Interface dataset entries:
*** Block opens ***

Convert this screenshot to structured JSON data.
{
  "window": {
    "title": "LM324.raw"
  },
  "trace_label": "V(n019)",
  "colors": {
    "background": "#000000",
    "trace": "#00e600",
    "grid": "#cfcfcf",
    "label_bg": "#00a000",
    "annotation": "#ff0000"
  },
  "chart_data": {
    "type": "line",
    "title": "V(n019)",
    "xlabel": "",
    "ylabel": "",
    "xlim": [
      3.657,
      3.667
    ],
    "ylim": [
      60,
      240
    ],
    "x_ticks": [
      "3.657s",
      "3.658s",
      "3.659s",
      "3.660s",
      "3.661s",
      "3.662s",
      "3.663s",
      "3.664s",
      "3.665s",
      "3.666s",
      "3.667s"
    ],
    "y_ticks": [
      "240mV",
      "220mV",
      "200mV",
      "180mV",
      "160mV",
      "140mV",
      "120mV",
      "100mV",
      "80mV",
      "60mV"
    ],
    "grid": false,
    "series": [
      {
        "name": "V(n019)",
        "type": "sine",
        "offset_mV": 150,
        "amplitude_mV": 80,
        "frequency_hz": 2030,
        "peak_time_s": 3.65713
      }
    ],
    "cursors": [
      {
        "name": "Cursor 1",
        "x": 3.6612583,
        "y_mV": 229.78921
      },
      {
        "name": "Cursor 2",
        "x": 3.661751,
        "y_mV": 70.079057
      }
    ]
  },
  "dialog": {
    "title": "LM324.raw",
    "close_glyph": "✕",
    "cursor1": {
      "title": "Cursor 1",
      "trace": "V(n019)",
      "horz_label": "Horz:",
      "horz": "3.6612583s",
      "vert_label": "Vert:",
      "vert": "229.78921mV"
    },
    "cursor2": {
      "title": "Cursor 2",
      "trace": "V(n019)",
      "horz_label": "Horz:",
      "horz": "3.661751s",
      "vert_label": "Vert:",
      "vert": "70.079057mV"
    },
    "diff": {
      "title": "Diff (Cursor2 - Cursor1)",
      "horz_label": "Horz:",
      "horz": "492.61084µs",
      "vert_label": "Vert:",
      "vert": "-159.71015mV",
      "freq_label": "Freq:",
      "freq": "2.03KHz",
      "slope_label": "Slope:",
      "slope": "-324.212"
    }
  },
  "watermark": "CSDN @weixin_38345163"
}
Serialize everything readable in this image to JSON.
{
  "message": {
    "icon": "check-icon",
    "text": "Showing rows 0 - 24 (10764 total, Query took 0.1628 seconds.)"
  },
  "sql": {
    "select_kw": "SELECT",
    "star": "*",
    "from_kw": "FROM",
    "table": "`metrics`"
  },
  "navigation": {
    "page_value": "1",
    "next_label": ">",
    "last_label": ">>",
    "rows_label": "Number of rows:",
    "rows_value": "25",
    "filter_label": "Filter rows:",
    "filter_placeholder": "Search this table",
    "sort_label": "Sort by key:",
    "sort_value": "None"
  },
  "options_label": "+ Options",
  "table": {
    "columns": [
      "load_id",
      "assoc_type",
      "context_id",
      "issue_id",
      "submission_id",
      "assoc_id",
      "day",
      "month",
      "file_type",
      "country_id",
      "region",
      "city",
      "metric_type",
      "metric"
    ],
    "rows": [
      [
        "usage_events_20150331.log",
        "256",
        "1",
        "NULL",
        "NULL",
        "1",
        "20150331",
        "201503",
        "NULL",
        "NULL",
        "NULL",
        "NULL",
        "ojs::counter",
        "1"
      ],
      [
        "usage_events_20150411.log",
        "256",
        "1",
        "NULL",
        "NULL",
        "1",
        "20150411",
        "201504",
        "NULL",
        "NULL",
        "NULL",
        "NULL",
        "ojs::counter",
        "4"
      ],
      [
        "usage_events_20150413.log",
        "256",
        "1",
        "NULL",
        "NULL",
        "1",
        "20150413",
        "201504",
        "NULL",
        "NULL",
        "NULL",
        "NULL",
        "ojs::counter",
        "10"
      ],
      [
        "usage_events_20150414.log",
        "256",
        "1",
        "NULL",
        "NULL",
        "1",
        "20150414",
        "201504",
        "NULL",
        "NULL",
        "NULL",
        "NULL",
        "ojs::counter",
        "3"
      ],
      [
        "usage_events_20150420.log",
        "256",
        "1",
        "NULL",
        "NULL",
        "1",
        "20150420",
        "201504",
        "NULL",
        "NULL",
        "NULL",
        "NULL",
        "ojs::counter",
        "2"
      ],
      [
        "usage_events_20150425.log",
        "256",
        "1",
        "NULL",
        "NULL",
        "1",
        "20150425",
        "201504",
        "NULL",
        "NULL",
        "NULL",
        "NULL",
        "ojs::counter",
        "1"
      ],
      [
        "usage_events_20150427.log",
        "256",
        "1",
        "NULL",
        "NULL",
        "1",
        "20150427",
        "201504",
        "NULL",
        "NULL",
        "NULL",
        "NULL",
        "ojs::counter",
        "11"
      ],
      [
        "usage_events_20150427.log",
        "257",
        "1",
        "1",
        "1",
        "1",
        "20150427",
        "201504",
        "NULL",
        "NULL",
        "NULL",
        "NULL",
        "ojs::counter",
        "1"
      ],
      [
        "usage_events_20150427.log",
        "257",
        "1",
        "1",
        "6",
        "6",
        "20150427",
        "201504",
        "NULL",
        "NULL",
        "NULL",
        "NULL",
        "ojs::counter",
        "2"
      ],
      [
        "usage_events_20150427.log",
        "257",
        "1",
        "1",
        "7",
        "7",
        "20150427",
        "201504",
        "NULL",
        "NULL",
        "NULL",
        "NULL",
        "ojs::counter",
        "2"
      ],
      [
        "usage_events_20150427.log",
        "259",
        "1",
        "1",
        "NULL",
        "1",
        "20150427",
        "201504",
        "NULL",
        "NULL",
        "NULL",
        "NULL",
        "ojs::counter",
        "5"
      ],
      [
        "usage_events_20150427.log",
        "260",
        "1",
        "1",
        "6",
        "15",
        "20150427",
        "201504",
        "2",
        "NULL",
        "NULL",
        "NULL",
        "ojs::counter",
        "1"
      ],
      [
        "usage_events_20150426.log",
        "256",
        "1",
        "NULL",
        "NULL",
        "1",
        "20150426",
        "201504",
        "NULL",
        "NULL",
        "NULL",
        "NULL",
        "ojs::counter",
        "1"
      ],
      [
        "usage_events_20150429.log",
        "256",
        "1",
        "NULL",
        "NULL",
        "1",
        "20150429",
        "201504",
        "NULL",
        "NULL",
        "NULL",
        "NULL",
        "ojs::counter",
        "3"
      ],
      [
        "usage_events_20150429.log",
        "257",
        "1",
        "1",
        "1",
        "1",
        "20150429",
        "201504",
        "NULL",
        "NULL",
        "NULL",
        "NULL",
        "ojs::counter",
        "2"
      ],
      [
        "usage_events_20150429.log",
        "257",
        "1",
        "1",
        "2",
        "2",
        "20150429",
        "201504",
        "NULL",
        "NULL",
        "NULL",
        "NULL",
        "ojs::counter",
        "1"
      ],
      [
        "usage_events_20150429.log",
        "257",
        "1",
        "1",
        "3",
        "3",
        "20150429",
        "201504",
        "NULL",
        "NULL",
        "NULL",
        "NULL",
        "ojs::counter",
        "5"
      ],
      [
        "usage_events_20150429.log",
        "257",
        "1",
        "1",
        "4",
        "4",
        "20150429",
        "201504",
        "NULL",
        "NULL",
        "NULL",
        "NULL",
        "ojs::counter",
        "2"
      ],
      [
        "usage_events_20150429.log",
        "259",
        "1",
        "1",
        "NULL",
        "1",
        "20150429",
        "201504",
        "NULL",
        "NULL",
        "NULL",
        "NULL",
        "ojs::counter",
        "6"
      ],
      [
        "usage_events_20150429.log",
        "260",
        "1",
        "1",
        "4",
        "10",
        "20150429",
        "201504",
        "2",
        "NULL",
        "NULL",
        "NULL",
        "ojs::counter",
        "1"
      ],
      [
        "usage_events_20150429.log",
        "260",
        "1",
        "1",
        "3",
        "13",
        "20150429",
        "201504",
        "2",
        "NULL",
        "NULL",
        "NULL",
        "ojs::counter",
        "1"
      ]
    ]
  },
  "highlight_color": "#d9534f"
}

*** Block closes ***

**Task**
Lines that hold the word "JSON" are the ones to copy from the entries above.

**Expected answer**
Convert this screenshot to structured JSON data.
Serialize everything readable in this image to JSON.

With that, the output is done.